On 22 January 2020, Te Marae Ora activated the national health emergency response and Incident Management System (IMS), in response to the 2019-nCoV outbreak. The IMS consists of the Emergency Operations Centre (EOC) at Rarotonga Hospital and Event Surveillance and Response (ESR) room at Public Health, Tupapa.
The National Health Emergency Taskforce (NHET) is active and met twice this week to discuss the national response to 2019-nCoV. The NHET membership includes a range of government and non-government emergency response and border control stakeholders.
This is a rapidly evolving situation and today, Cabinet held a special meeting to consider the recommendations of the NHET, regarding strategies to prevent and minimise the impact of 2019-nCoV on the Cook Islands population.
Cabinet has approved a revised travel advisory for the Cook Islands:
All arriving passengers will be expected to accurately complete the standard Cook Islands Passenger Arrival Card, which includes a question on countries travelled in the past 40 days. All arriving passengers will receive written information regarding 2019-nCoV, symptoms and signs, infection control measures, and contact details for health services should this be required. Standard pratique processes remain in place for both air and sea vessels.
For those travelling overseas, please take all practical measures to avoid close contact with people with flu-like illnesses, wash your hands regularly, cover your coughs and sneezes, and avoid contact with animals including visiting animal markets.
Te Marae Ora strongly recommends travellers avoid all non-essential and non-urgent travel to cities and areas where 2019-nCoV infection has been reported.
Those travelling overseas should also prepare for travel delays on arrival at selected airports as some countries have implemented health screening processes. This may include passenger temperature checks and requests for passengers to complete a symptom questionnaire. Travellers with signs and symptoms of illness (fever, cough, or difficulty breathing) may be required to undergo additional health assessment
In addition to a health protection officer, Te Marae Ora will provide a public health nurse at Rarotonga airport for all international arrivals. The mobile health bus will be based at Rarotonga airport, on standby, should an ill traveller require medical attention.
A special ‘flu’ clinic will be established at Blackrock Clinic from next week and will open from 8am to 2pm Monday to Friday. This clinic will receive all patients with coughs, fevers and difficulty breathing. This is important to protect patients at Rarotonga hospital and Tupapa community clinic.
The public is advised to call ahead prior to visiting the ‘flu’ clinic to arrange an appointment to see the doctor and/or nurse. This will assist in minimising the spread of germs while patients are in the waiting room.

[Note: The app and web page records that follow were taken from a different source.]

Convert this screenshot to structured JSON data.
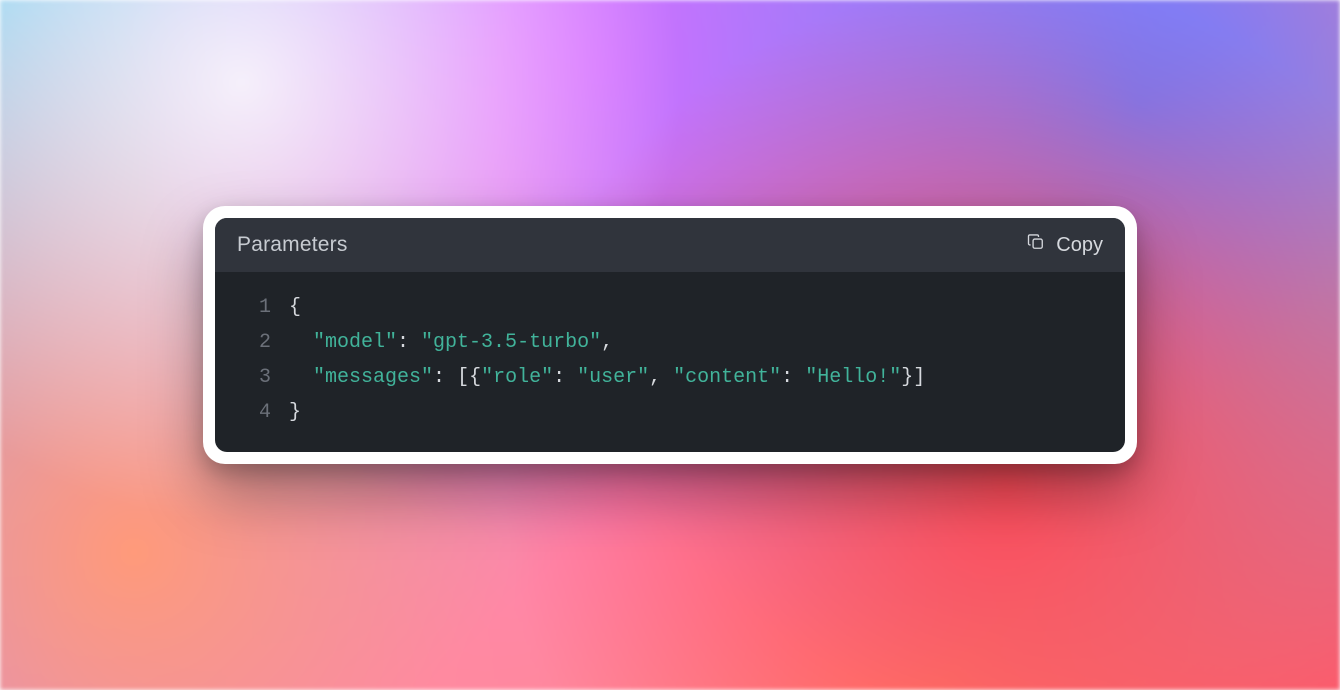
{
  "header": {
    "title": "Parameters",
    "copy_label": "Copy"
  },
  "code": {
    "lines": [
      {
        "num": "1",
        "segments": [
          {
            "cls": "tok-punc",
            "text": "{"
          }
        ]
      },
      {
        "num": "2",
        "segments": [
          {
            "cls": "tok-punc",
            "text": "  "
          },
          {
            "cls": "tok-key",
            "text": "\"model\""
          },
          {
            "cls": "tok-colon",
            "text": ": "
          },
          {
            "cls": "tok-str",
            "text": "\"gpt-3.5-turbo\""
          },
          {
            "cls": "tok-punc",
            "text": ","
          }
        ]
      },
      {
        "num": "3",
        "segments": [
          {
            "cls": "tok-punc",
            "text": "  "
          },
          {
            "cls": "tok-key",
            "text": "\"messages\""
          },
          {
            "cls": "tok-colon",
            "text": ": "
          },
          {
            "cls": "tok-punc",
            "text": "[{"
          },
          {
            "cls": "tok-key",
            "text": "\"role\""
          },
          {
            "cls": "tok-colon",
            "text": ": "
          },
          {
            "cls": "tok-str",
            "text": "\"user\""
          },
          {
            "cls": "tok-punc",
            "text": ", "
          },
          {
            "cls": "tok-key",
            "text": "\"content\""
          },
          {
            "cls": "tok-colon",
            "text": ": "
          },
          {
            "cls": "tok-str",
            "text": "\"Hello!\""
          },
          {
            "cls": "tok-punc",
            "text": "}]"
          }
        ]
      },
      {
        "num": "4",
        "segments": [
          {
            "cls": "tok-punc",
            "text": "}"
          }
        ]
      }
    ]
  }
}
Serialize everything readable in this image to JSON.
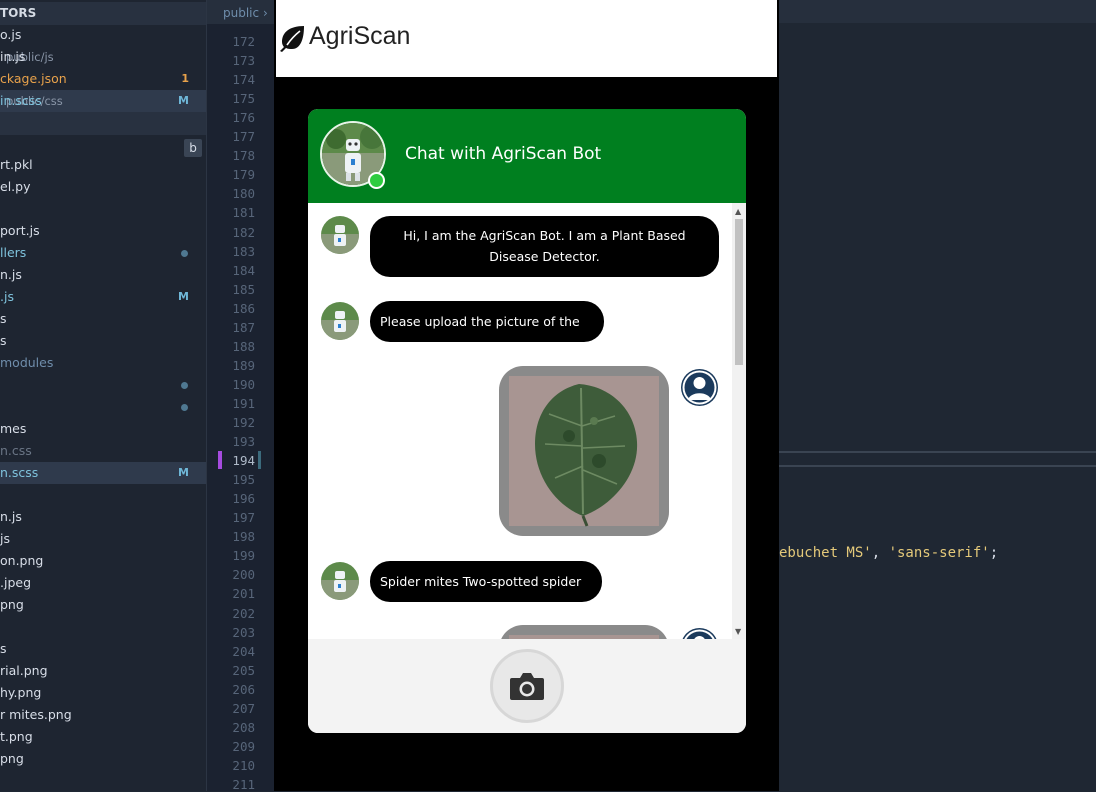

The NHET through Te Marae Ora is actively monitoring and responding to 2019-nCoV.
Contact details: ‘Coughs and Colds’ Flu clinic – 29667